In late-October, our lawyer and landlord spoke over the phone, which resulted in the promise that workers would come to work on the house in the next five business days. There was one day not long beforehand that some did show up, but with no advance notification. That in itself is not allowed per our lease.

A mold inspector also came, but when we contacted our landlord to get a report, they never responded. We separately contacted the inspector, and they told us they were never paid. We then paid for our own inspection, which read that the room was free of any hazardous mold. By that point, we had done our best to clean it somewhat because leaving it untouched was not an option.

In November, our lawyer and landlord had communication about the early termination of the lease, and said they would fix everything making the house non-livable. Some issues including the bathroom flooring were in the process of being fixed. Our landlord then proceeded to show up to our house past 8:00 p.m. on a weeknight unannounced. My housemates that had tracked our situation best walked them through the house to show every little thing we had notified him about. The landlord was given an extreme talking to about how messed up our situation was, and that we’ve been under undue hardship for multiple months. By the end of the evening, they verbally agreed to let us out early.

We began preparing the exterior of the house for showing because our landlord still wanted to get the house filled somehow. Somehow this civil engineer landlord of ours believed our house was still livable after being inside it for half an hour and worth letting others live in.

Workers came and went throughout November, often not coming when they said they would. This caused a housemate who was working this semester to lose some pay because they had to stay home to wait for workers who never came. Later that month, our landlord said everything was fixed. Our lawyer then personally came to our house to see for themselves, and could easily tell the landlord was lying. Our lawyer then sent both a settlement letter and a demand to release us from the lease simultaneously to ensure our landlord had to respond to one of them.

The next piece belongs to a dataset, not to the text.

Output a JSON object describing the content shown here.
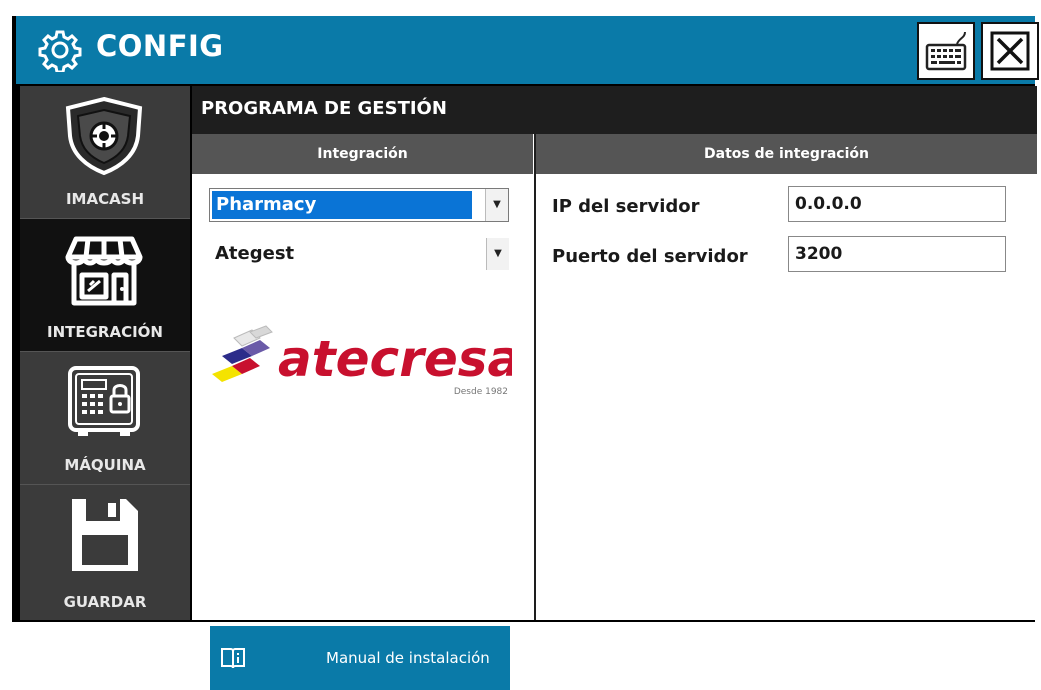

To that, our landlord responded threatening to sue us all individually, the only thing we didn’t have the resources to do. We were stuck.

So, we continue living in the house. The City eventually made their inspection of the house during winter break and are taking our landlord to court for at least eight citations. According to the City, that process can take up to six months. For us, that means no resolution could come until after we’ve moved out in July.

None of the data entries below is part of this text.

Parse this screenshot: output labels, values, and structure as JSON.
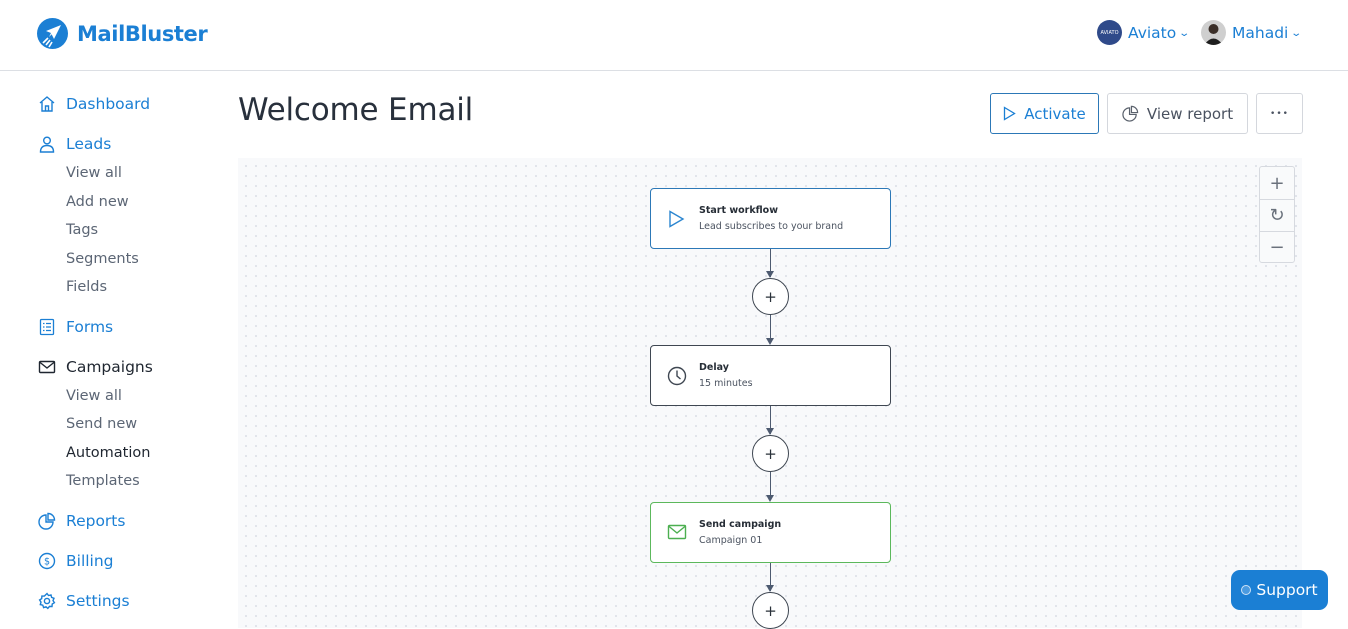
{
  "app": {
    "brand": "MailBluster",
    "brand_color": "#1b7fd4"
  },
  "header": {
    "accounts": [
      {
        "name": "Aviato",
        "avatar_text": "AVIATO",
        "icon": "chevron-down-icon"
      },
      {
        "name": "Mahadi",
        "icon": "chevron-down-icon"
      }
    ]
  },
  "sidebar": {
    "items": [
      {
        "label": "Dashboard",
        "icon": "home-icon"
      },
      {
        "label": "Leads",
        "icon": "user-icon",
        "children": [
          "View all",
          "Add new",
          "Tags",
          "Segments",
          "Fields"
        ]
      },
      {
        "label": "Forms",
        "icon": "form-list-icon"
      },
      {
        "label": "Campaigns",
        "icon": "mail-icon",
        "children": [
          "View all",
          "Send new",
          "Automation",
          "Templates"
        ],
        "active_child": "Automation"
      },
      {
        "label": "Reports",
        "icon": "pie-chart-icon"
      },
      {
        "label": "Billing",
        "icon": "dollar-circle-icon"
      },
      {
        "label": "Settings",
        "icon": "gear-icon"
      }
    ]
  },
  "page": {
    "title": "Welcome Email",
    "actions": {
      "activate": "Activate",
      "view_report": "View report",
      "more": "•••"
    }
  },
  "workflow": {
    "nodes": [
      {
        "title": "Start workflow",
        "subtitle": "Lead subscribes to your brand",
        "icon": "play-icon",
        "border_color": "#2c78b7"
      },
      {
        "title": "Delay",
        "subtitle": "15 minutes",
        "icon": "clock-icon",
        "border_color": "#3f4752"
      },
      {
        "title": "Send campaign",
        "subtitle": "Campaign 01",
        "icon": "mail-icon",
        "border_color": "#5cb85c"
      }
    ],
    "add_step_symbol": "+",
    "zoom_controls": {
      "zoom_in": "+",
      "reset": "↻",
      "zoom_out": "−"
    }
  },
  "support": {
    "label": "Support"
  }
}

It’s an awful situation. None of us are pleased about it. 

The housemate who temporarily was at Woodruff did move back in for a month or so after most of the mold was cleaned up. 

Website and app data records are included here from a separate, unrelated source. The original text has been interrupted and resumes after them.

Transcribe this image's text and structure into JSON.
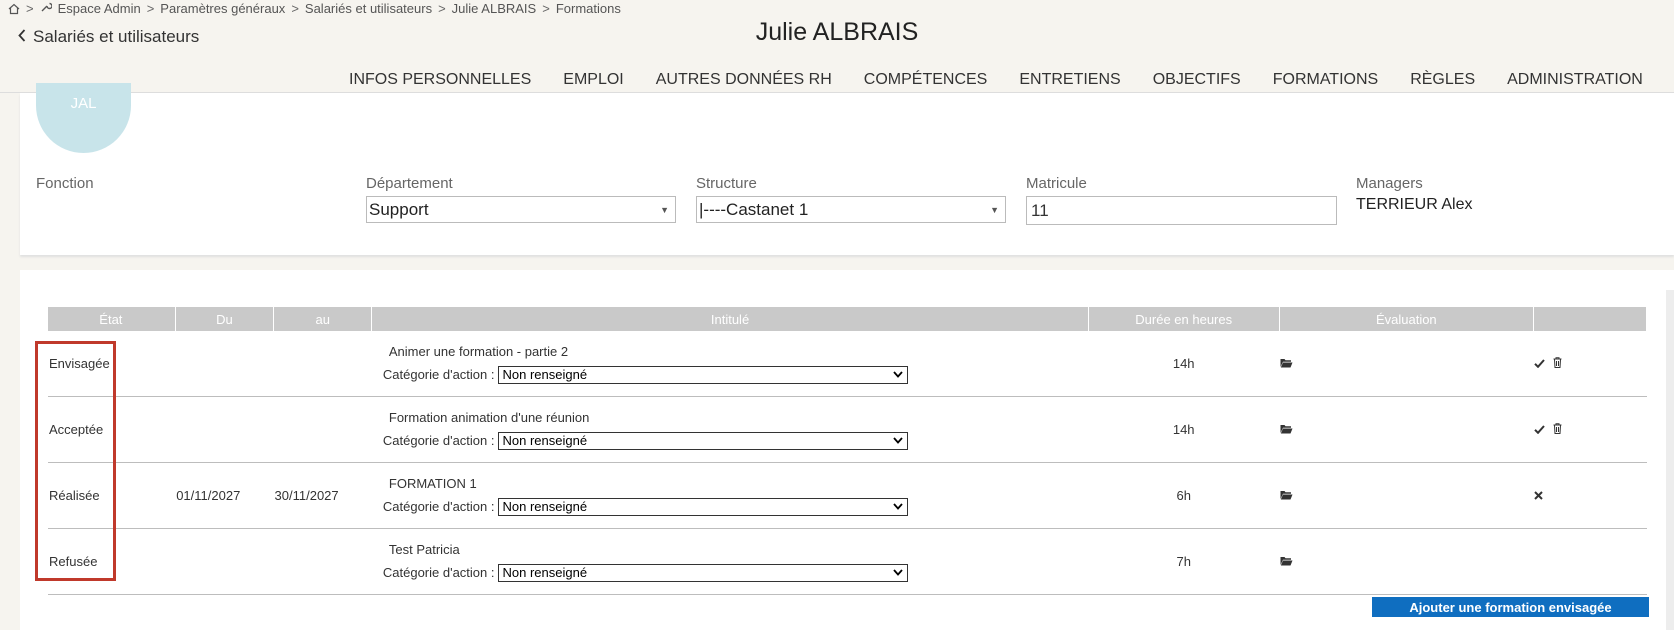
{
  "breadcrumb": {
    "items": [
      "Espace Admin",
      "Paramètres généraux",
      "Salariés et utilisateurs",
      "Julie ALBRAIS",
      "Formations"
    ],
    "separator": ">"
  },
  "header": {
    "back_label": "Salariés et utilisateurs",
    "title": "Julie ALBRAIS"
  },
  "tabs": [
    {
      "label": "INFOS PERSONNELLES"
    },
    {
      "label": "EMPLOI"
    },
    {
      "label": "AUTRES DONNÉES RH"
    },
    {
      "label": "COMPÉTENCES"
    },
    {
      "label": "ENTRETIENS"
    },
    {
      "label": "OBJECTIFS"
    },
    {
      "label": "FORMATIONS"
    },
    {
      "label": "RÈGLES"
    },
    {
      "label": "ADMINISTRATION"
    }
  ],
  "active_tab_index": 6,
  "profile": {
    "initials": "JAL",
    "fonction_label": "Fonction",
    "fonction_value": "",
    "departement_label": "Département",
    "departement_value": "Support",
    "structure_label": "Structure",
    "structure_value": "|----Castanet 1",
    "matricule_label": "Matricule",
    "matricule_value": "11",
    "managers_label": "Managers",
    "managers_value": "TERRIEUR Alex"
  },
  "table": {
    "headers": [
      "État",
      "Du",
      "au",
      "Intitulé",
      "Durée en heures",
      "Évaluation",
      ""
    ],
    "category_label": "Catégorie d'action :",
    "rows": [
      {
        "etat": "Envisagée",
        "du": "",
        "au": "",
        "intitule": "Animer une formation - partie 2",
        "categorie": "Non renseigné",
        "duree": "14h",
        "actions": [
          "check",
          "trash"
        ]
      },
      {
        "etat": "Acceptée",
        "du": "",
        "au": "",
        "intitule": "Formation animation d'une réunion",
        "categorie": "Non renseigné",
        "duree": "14h",
        "actions": [
          "check",
          "trash"
        ]
      },
      {
        "etat": "Réalisée",
        "du": "01/11/2027",
        "au": "30/11/2027",
        "intitule": "FORMATION 1",
        "categorie": "Non renseigné",
        "duree": "6h",
        "actions": [
          "close"
        ]
      },
      {
        "etat": "Refusée",
        "du": "",
        "au": "",
        "intitule": "Test Patricia",
        "categorie": "Non renseigné",
        "duree": "7h",
        "actions": []
      }
    ]
  },
  "add_button_label": "Ajouter une formation envisagée",
  "colors": {
    "accent": "#1f4e5f",
    "button": "#0f6ec0",
    "highlight": "#c0392b",
    "avatar": "#c8e4ea"
  }
}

But, because that room is so vulnerable to moisture and humidity from outside the house, mildew constantly has been spreading in that room, which has caused further damage into 2022. 

The damage in that room includes destroyed luggage, warped furniture, destroyed clothing, and constant health issues to our housemate. 

For their own health, they had to move out and we are volunteering to cover their rent. 

All of this to obviously say, be careful who your landlord is. Do your research. What we’ve been through is not representative of the average Home Park experience. For those wanting to move into Home Park, I hope this story is both enlightening and also not a deterrent from moving to the neighborhood. 

The positives I’ve experienced in this neighborhood far outweigh the harm this story has caused me and my friends. 

Community can be built. Good landlords do exist here, some even live here. 

Many friends came to our aid during the last year, to whom we are eternally grateful.